--- RECORDS FOR PROCESSING Enclosed Below ---

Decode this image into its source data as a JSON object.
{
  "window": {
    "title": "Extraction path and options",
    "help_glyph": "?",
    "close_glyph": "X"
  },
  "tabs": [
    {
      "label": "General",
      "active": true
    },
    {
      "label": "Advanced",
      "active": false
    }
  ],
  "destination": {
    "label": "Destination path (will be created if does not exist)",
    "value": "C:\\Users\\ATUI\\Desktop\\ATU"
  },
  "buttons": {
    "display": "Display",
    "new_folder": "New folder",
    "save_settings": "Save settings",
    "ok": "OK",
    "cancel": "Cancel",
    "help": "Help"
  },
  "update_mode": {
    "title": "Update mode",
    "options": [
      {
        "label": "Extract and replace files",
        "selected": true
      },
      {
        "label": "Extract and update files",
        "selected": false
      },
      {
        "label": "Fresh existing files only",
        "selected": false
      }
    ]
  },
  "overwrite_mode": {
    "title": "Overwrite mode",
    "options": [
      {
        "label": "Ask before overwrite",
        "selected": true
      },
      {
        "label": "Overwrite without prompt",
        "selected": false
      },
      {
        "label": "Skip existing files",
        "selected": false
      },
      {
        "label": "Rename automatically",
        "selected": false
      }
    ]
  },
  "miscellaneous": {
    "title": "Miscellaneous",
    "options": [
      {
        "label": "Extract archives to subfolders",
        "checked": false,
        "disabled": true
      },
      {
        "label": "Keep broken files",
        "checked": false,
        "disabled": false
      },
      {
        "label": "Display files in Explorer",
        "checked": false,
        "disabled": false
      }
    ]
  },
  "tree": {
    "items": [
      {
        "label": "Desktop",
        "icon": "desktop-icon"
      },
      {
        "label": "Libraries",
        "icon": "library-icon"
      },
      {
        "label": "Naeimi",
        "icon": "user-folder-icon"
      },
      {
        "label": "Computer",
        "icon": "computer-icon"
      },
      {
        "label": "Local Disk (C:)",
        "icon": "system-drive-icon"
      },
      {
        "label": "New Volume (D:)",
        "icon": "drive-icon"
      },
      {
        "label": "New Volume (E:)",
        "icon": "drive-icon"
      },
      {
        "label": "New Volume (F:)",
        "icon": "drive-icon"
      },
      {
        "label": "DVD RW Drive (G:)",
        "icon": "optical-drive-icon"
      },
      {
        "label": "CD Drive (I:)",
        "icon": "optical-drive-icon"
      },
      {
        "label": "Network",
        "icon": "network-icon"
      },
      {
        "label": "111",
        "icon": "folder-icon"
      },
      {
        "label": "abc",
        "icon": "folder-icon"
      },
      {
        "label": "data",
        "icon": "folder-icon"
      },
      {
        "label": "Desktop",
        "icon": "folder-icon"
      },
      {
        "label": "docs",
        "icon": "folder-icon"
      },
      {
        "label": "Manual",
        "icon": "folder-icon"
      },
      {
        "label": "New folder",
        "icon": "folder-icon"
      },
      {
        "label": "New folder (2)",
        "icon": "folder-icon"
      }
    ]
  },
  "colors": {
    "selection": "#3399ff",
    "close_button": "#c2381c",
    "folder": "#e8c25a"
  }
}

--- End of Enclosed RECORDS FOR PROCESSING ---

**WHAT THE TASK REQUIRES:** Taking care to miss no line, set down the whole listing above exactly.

**YOUR SOLUTION:**
Decode this image into its source data as a JSON object.
{
  "window": {
    "title": "Extraction path and options",
    "help_glyph": "?",
    "close_glyph": "X"
  },
  "tabs": [
    {
      "label": "General",
      "active": true
    },
    {
      "label": "Advanced",
      "active": false
    }
  ],
  "destination": {
    "label": "Destination path (will be created if does not exist)",
    "value": "C:\\Users\\ATUI\\Desktop\\ATU"
  },
  "buttons": {
    "display": "Display",
    "new_folder": "New folder",
    "save_settings": "Save settings",
    "ok": "OK",
    "cancel": "Cancel",
    "help": "Help"
  },
  "update_mode": {
    "title": "Update mode",
    "options": [
      {
        "label": "Extract and replace files",
        "selected": true
      },
      {
        "label": "Extract and update files",
        "selected": false
      },
      {
        "label": "Fresh existing files only",
        "selected": false
      }
    ]
  },
  "overwrite_mode": {
    "title": "Overwrite mode",
    "options": [
      {
        "label": "Ask before overwrite",
        "selected": true
      },
      {
        "label": "Overwrite without prompt",
        "selected": false
      },
      {
        "label": "Skip existing files",
        "selected": false
      },
      {
        "label": "Rename automatically",
        "selected": false
      }
    ]
  },
  "miscellaneous": {
    "title": "Miscellaneous",
    "options": [
      {
        "label": "Extract archives to subfolders",
        "checked": false,
        "disabled": true
      },
      {
        "label": "Keep broken files",
        "checked": false,
        "disabled": false
      },
      {
        "label": "Display files in Explorer",
        "checked": false,
        "disabled": false
      }
    ]
  },
  "tree": {
    "items": [
      {
        "label": "Desktop",
        "icon": "desktop-icon"
      },
      {
        "label": "Libraries",
        "icon": "library-icon"
      },
      {
        "label": "Naeimi",
        "icon": "user-folder-icon"
      },
      {
        "label": "Computer",
        "icon": "computer-icon"
      },
      {
        "label": "Local Disk (C:)",
        "icon": "system-drive-icon"
      },
      {
        "label": "New Volume (D:)",
        "icon": "drive-icon"
      },
      {
        "label": "New Volume (E:)",
        "icon": "drive-icon"
      },
      {
        "label": "New Volume (F:)",
        "icon": "drive-icon"
      },
      {
        "label": "DVD RW Drive (G:)",
        "icon": "optical-drive-icon"
      },
      {
        "label": "CD Drive (I:)",
        "icon": "optical-drive-icon"
      },
      {
        "label": "Network",
        "icon": "network-icon"
      },
      {
        "label": "111",
        "icon": "folder-icon"
      },
      {
        "label": "abc",
        "icon": "folder-icon"
      },
      {
        "label": "data",
        "icon": "folder-icon"
      },
      {
        "label": "Desktop",
        "icon": "folder-icon"
      },
      {
        "label": "docs",
        "icon": "folder-icon"
      },
      {
        "label": "Manual",
        "icon": "folder-icon"
      },
      {
        "label": "New folder",
        "icon": "folder-icon"
      },
      {
        "label": "New folder (2)",
        "icon": "folder-icon"
      }
    ]
  },
  "colors": {
    "selection": "#3399ff",
    "close_button": "#c2381c",
    "folder": "#e8c25a"
  }
}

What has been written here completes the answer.